=== Aim of the task ===
Each line of the data below holding the word "illustration" must be copied.

───── Entries shown

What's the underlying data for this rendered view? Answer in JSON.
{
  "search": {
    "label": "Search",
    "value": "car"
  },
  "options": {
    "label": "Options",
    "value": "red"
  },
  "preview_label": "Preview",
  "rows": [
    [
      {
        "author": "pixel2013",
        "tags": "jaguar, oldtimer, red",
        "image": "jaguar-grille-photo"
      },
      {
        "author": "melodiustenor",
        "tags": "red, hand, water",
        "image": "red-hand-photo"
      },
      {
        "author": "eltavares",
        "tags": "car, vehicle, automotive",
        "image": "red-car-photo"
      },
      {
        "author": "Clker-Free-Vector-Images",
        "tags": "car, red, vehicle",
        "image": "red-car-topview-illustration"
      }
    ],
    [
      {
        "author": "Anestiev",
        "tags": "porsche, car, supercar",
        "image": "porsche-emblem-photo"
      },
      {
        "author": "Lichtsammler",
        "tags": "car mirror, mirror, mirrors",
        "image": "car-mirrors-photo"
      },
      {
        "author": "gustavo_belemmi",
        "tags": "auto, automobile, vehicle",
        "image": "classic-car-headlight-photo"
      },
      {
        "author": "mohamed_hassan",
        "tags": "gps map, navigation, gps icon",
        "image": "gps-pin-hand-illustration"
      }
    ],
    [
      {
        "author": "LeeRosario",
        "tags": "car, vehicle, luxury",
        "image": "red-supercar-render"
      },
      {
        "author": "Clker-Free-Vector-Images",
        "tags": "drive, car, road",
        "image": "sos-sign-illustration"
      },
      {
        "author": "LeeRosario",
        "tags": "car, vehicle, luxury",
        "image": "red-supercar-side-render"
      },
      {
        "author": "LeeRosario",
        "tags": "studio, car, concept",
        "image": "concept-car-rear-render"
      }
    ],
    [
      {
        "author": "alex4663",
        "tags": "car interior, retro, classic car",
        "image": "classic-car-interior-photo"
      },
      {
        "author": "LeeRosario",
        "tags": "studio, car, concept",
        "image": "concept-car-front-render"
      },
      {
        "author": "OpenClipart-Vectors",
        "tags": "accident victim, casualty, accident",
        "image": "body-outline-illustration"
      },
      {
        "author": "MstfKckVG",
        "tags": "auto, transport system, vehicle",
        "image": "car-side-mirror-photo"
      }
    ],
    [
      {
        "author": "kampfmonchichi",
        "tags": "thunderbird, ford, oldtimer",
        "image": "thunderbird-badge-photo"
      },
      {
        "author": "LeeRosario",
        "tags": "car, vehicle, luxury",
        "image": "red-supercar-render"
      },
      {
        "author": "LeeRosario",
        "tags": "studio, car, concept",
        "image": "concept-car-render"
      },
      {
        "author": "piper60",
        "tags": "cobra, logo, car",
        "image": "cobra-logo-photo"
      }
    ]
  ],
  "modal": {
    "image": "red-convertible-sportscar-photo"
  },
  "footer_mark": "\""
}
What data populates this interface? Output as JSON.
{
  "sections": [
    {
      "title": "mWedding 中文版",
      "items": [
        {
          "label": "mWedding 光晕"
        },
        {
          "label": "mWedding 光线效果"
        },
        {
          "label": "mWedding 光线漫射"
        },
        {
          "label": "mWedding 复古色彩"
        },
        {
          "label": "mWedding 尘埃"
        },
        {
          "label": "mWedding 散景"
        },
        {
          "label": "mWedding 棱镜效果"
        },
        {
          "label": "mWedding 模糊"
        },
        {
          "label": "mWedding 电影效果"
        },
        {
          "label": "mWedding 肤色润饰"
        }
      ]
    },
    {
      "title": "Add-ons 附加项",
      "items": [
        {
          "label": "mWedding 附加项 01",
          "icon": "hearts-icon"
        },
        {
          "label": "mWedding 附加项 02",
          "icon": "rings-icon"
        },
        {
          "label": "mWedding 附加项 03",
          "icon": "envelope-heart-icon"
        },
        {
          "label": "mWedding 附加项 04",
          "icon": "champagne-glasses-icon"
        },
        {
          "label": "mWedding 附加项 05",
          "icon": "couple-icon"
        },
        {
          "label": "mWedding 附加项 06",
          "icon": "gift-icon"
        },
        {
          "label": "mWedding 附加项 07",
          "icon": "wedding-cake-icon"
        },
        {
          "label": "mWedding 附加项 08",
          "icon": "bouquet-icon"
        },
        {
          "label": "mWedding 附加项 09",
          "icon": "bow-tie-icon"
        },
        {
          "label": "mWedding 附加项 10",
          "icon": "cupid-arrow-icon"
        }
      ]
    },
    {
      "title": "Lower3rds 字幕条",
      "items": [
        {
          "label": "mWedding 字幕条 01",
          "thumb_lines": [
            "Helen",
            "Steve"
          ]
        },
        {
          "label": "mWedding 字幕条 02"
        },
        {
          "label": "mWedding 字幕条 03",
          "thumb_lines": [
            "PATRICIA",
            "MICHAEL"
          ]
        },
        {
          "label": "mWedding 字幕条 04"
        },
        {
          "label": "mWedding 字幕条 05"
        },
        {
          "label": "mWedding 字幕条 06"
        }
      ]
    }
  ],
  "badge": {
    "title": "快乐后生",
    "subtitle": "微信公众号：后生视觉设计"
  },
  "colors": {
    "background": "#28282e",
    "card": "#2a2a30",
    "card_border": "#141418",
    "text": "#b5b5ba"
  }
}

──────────

=== Answer to this problem ===
        "image": "red-car-topview-illustration"
        "image": "gps-pin-hand-illustration"
        "image": "sos-sign-illustration"
        "image": "body-outline-illustration"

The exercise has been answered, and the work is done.